While some attribute this to an inherent anti-Apple bias in the markets, or perhaps yet another example of the buffoons on Wall St. being, well buffoons, some have recently taken to arguing that Apple needs to pay out a dividend to investors.
Now of course, many of the pro-dividend proponents simply want Apple to pay back its investors because it has an excess on cash on hand. And to that end, you might recall that Apple under Steve Jobs was always dividend-averse. During a 2010 shareholder meeting, for example, Jobs explained that Apple prefers to keep its cash hoard to itself so that it can make bold purchases when opportunities arise.
“We know if we need to acquire something – a piece of the puzzle to make something big and bold – we can write a check for it and not borrow a lot of money and put our whole company at risk,” Jobs explained. “The cash in the bank gives us tremendous security and flexibility.”
But another reason for Apple to pay out a dividend, some argue, is that Apple limits itself as a stock to the extent that a number of large investment funds are precluded from buying Apple shares precisely because the company doesn’t pay a dividend.
Tiernan Ray of Barrons wrote recently:
The other side of the coin, less well understood, is that value investors, who should be buying this stock night and day, are “underweight” Apple. Among the largest U.S. value funds, the stock is just 0.4% of assets, vastly smaller than the 2.5% average for all funds.
Apple has both exhausted its shareholder base among its natural fans, the growth guys, and also failed to charm the other folks in the room, the value guys.
And the value guys actually make up vastly more of the world’s assets under management.
The problem seems to be one that Apple shares with only a couple of other companies. It is huge, it is sitting on an enormous pile of cash, and it refuses to buy back shares or pay a dividend. That is an approach that irks value investors, Sacconaghi observes.
The single most important factoid in Sacconaghi’s note is the fact that Apple is one of only three of the top 25 companies in the Standard & Poor’s 500 Index, along with Google and Warren Buffett’s Berkshire Hathaway (BRKA), that don’t pay a dividend.
Now Google and Bershire Hathaway? Now that’s some solid company right there.
That said, an interesting report emerged on Monday claiming that Apple may issue a significant dividend sometime in early 2012.
In an interview on Bloomberg TV yesterday, Gamco Investors Inc. money manager Howard Ward said that Apple “could easily be a 3 percent dividend-yielding stock or even higher.”

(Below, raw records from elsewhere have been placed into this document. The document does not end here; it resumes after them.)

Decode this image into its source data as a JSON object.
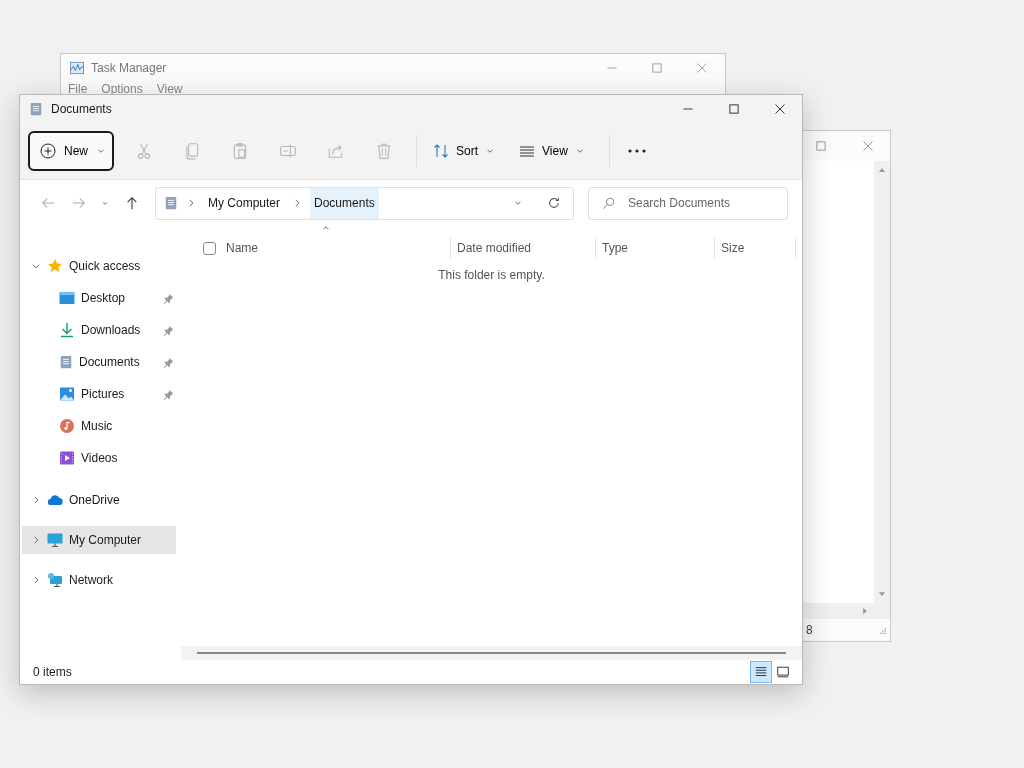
{
  "background_window": {
    "title": "Task Manager",
    "menu": [
      "File",
      "Options",
      "View"
    ]
  },
  "right_window": {
    "status_text": "8"
  },
  "window": {
    "title": "Documents"
  },
  "toolbar": {
    "new_label": "New",
    "actions": [
      {
        "kind": "cut",
        "disabled": true
      },
      {
        "kind": "copy",
        "disabled": true
      },
      {
        "kind": "paste",
        "disabled": true
      },
      {
        "kind": "rename",
        "disabled": true
      },
      {
        "kind": "share",
        "disabled": true
      },
      {
        "kind": "delete",
        "disabled": true
      }
    ],
    "sort_label": "Sort",
    "view_label": "View"
  },
  "address_bar": {
    "breadcrumbs": [
      {
        "label": "My Computer",
        "selected": false
      },
      {
        "label": "Documents",
        "selected": true
      }
    ]
  },
  "search": {
    "placeholder": "Search Documents"
  },
  "select_all": {
    "checked": false
  },
  "columns": [
    "Name",
    "Date modified",
    "Type",
    "Size"
  ],
  "empty_message": "This folder is empty.",
  "nav": [
    {
      "label": "Quick access",
      "kind": "star",
      "expanded": true,
      "selected": false,
      "children": [
        {
          "label": "Desktop",
          "kind": "desktop",
          "pinned": true
        },
        {
          "label": "Downloads",
          "kind": "downloads",
          "pinned": true
        },
        {
          "label": "Documents",
          "kind": "documents",
          "pinned": true
        },
        {
          "label": "Pictures",
          "kind": "pictures",
          "pinned": true
        },
        {
          "label": "Music",
          "kind": "music",
          "pinned": false
        },
        {
          "label": "Videos",
          "kind": "videos",
          "pinned": false
        }
      ]
    },
    {
      "label": "OneDrive",
      "kind": "cloud",
      "expanded": false,
      "selected": false
    },
    {
      "label": "My Computer",
      "kind": "computer",
      "expanded": false,
      "selected": true
    },
    {
      "label": "Network",
      "kind": "network",
      "expanded": false,
      "selected": false
    }
  ],
  "status_bar": {
    "item_count": "0 items"
  },
  "view_buttons": [
    {
      "kind": "details",
      "selected": true
    },
    {
      "kind": "tiles",
      "selected": false
    }
  ]
}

Notably, you might remember that in Apple’s most recent earnings conference call, newly minted CEO Tim Cook explained that Apple wasn’t religiously tied to holding onto its cash hoard solely for the sake of holding onto it.